1largePie Plate or Casserole PanAny large flat container works, but you want it to have an edge that is at least a few inches tall.
Soak hardboiled eggs that are compleletly cool in a layer of vinegar for 5-10 minutes. This will help your colors to be more vibrant and stick to the egg. If you skip this step, the colors will be much less vibrant. Dry eggs off and set to the side.
In a large flat dish or container, spread about a generous layer of Cool whip on the bottom that is about an inch thick.
Carefully place dots of food coloring all around. You can make it multiple colors or have certain colors in one area. Anything goes!
Take a spoon or butter knife and swirl the cream until it looks like tie dye. You want to swirl just enough that the colors start to swirl a little in the cream, but not so much that the cool whip starts to become all the same color.
Place the hardboiled eggs in the whipped cream gently with a spoon. Rotate each egg in its spot until it’s totally covered with whipped cream.
Place the entire pan in rthe efrigerator for about 10-15 minutes.
Take out and wipe the cream off of the eggs off with paper towels. Try to avoid rinsing with water as it causes a lot of the color to come off and the colors won’t be as bold looking.
Let your eggs dry and enjoy!
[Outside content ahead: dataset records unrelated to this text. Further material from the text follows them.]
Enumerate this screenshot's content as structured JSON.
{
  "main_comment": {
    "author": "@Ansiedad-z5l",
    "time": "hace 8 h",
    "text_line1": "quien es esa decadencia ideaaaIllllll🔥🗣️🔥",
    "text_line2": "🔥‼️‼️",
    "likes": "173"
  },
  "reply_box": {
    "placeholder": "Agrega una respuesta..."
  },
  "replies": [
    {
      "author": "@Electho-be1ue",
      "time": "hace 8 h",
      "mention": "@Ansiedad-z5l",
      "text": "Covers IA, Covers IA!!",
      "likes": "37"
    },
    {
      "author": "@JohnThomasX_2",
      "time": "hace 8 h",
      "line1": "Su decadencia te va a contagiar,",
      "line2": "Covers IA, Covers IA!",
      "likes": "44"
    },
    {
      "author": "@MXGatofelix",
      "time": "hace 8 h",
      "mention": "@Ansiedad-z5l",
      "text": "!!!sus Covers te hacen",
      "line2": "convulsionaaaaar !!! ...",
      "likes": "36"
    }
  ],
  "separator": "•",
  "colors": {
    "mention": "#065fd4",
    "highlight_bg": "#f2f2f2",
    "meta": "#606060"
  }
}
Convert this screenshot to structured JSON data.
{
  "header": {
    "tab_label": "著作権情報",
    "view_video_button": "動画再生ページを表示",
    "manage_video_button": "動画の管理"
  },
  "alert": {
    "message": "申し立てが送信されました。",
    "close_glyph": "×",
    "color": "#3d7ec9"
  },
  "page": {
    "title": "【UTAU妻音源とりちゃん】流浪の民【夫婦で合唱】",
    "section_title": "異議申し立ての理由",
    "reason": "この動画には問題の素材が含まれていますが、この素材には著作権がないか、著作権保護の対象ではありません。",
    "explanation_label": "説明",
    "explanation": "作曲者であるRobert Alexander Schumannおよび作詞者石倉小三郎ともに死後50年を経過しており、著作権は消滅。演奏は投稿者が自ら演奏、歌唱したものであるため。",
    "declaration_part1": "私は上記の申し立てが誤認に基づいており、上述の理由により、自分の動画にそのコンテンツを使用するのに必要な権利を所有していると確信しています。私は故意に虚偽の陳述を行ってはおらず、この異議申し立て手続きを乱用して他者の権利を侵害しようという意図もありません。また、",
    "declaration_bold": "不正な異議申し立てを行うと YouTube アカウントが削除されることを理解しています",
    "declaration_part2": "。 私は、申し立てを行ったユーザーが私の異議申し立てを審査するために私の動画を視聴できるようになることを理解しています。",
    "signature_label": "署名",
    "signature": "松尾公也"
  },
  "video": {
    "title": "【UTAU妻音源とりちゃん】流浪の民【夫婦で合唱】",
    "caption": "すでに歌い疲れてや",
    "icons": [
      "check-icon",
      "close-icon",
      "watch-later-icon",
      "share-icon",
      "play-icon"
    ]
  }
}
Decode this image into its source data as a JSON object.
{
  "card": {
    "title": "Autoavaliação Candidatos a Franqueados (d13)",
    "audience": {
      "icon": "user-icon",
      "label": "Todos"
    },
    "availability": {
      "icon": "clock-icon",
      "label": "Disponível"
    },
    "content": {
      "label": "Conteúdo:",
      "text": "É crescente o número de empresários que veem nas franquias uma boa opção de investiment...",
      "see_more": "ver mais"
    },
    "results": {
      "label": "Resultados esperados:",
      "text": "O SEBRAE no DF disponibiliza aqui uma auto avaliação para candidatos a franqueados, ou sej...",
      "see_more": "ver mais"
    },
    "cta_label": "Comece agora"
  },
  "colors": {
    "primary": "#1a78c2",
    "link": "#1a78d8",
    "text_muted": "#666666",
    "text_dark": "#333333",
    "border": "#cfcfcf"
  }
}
These eggs are perfectly safe to peel and eat once dry.
If you touch the eggs with your fingers, the food coloring can stain for about a day. I recommend using disposable gloves or placing your hands in zip-top disposable bags when moving the eggs if you are worried about the coloring staining. Using a spoon can be helpful, but will still likely end up messy without gloves if you are making these eggs with young children.
Each egg will have different colored swirls using this method, but if you want more control over the colors on each specific egg try using a muffin tin to hold the cool whip and dye for each individual egg.
With younger children, cool whip and food coloring can be placed in plastic zip-top bags to help the project to be less messy.
Other types of vinegar besides white vinegar will often change the color of the eggs. Apple cider, balsamic, rice wine vinegar and other varieties all tend to leave a stain of brown color behind on the eggs. I recommend using white distilled vinegar for this project.